Patients who have Estrogen Receptor and Progesterone Receptor positive breast cancers may be offered endocrine therapy. It is more than 100 years since Beatson reported the first successful ovarian ablation used in the treatment of breast cancer.

The most common treatment regimes are selective oestrogen receptor modulators (e.g. Tamoxifen) which can be used in pre and postmenopausal women. Postmenopausal women may also be treated with an aromatase inhibitor. Some of these drugs are also recommended to women that have a high lifetime risk of breast cancer to reduce their risk by up to 40 percent.

There is new evidence to indicate that 10 years treatment with endocrine therapy is associated with an improvement in survival. Previously it was standard of care for women to take endocrine therapy for 5 years post breast cancer diagnosis.

Recently, a large international clinical trial has found new treatment options to reduce the risk of breast cancer recurring in some young women with hormone receptor positive breast cancer. The SOFT trial recruited more than 3000 premenopausal women with hormone positive breast cancer worldwide including in Australia. It compared the current standard of treatment for premenopausal women with ER-positive cancer tamoxifen alone with 2 new treatments, tamoxifen combined with some form of ovarian suppression or exemestane (Aromasin) combined with ovarian suppression.

Ovarian suppression aims to stop ovaries producing oestrogen which is a driver for hormone positive breast cancer. The ovarian suppression can be in the form of removal of the ovaries and fallopian tubes via keyhole surgery with bilateral laparoscopic Salpingectomy-oophorectomy or with the use of medications such as Zoladex to inhibit the reduction of oestrogen from the ovaries.

The patients requiring oophorectomy as part of their breast cancer management can have this easily arranged and performed by one of the gynaecologist at the Specialist Breast Cancer Surgery.

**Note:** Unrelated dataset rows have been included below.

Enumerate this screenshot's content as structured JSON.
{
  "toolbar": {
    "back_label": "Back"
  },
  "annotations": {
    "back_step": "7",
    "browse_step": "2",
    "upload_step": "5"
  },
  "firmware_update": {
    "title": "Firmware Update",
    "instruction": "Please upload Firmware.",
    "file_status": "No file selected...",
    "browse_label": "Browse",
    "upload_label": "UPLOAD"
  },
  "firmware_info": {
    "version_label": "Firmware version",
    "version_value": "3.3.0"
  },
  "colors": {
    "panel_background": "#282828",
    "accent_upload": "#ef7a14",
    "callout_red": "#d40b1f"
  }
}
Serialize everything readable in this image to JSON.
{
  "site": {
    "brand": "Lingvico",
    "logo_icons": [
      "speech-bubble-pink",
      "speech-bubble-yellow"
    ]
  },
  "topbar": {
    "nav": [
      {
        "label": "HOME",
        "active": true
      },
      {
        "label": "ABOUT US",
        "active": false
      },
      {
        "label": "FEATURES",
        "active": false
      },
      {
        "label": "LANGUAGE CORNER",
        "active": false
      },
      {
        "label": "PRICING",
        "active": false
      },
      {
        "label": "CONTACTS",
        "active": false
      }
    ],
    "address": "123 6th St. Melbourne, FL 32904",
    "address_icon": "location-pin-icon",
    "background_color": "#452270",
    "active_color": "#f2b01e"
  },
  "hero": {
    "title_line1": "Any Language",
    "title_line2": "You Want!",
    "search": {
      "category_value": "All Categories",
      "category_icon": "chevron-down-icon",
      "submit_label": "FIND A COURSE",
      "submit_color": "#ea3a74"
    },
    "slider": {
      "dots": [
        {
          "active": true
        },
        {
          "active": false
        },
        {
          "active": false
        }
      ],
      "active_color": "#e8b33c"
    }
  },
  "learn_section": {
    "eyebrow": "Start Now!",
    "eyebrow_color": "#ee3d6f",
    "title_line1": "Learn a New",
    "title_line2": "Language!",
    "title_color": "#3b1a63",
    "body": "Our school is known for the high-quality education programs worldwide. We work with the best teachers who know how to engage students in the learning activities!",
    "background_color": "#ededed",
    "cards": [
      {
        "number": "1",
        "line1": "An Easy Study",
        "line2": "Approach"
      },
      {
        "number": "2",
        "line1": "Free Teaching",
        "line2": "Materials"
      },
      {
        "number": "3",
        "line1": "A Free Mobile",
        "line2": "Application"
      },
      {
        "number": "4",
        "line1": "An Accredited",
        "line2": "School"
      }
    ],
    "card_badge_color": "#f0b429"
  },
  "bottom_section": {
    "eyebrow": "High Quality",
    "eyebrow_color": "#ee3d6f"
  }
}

The SOFT trial also showed that adding ovarian suppression to tamoxifen reduced breast cancer recurrence rates for some young premenopausal women but not all. The most notable improvements were in women aged under 35. Women who also received adjuvant chemotherapy and were still menstruating and thus producing oestrogen from their ovaries post chemotherapy also had improved outcomes if ovarian suppression was used. Women in this group who received exemestane with ovarian suppression had better results than those who received tamoxifen with ovarian suppression.

Very young women with hormone receptor-positive breast cancer are known to have a high risk of breast cancer recurrence and therefore the results of the SOFT trial will change recommendations for very young women. The addition of ovarian suppression to tamoxifen, however, has increased side effects with an increase in hot flushes, sweating, insomnia, and some sexual side effects such as a dry vagina and low libido. Women who took exemestane also reported more joint aches and changes in the bone density. Obviously, women who had a laparoscopic (keyhole surgery) to remove their ovaries and fallopian tubes will not be able to regain their fertility post breast cancer treatment and therefore for very young ladies that wish to maintain some fertility they may wish to undergo treatment with Zoladex instead of having surgical removal of the ovaries and tubes.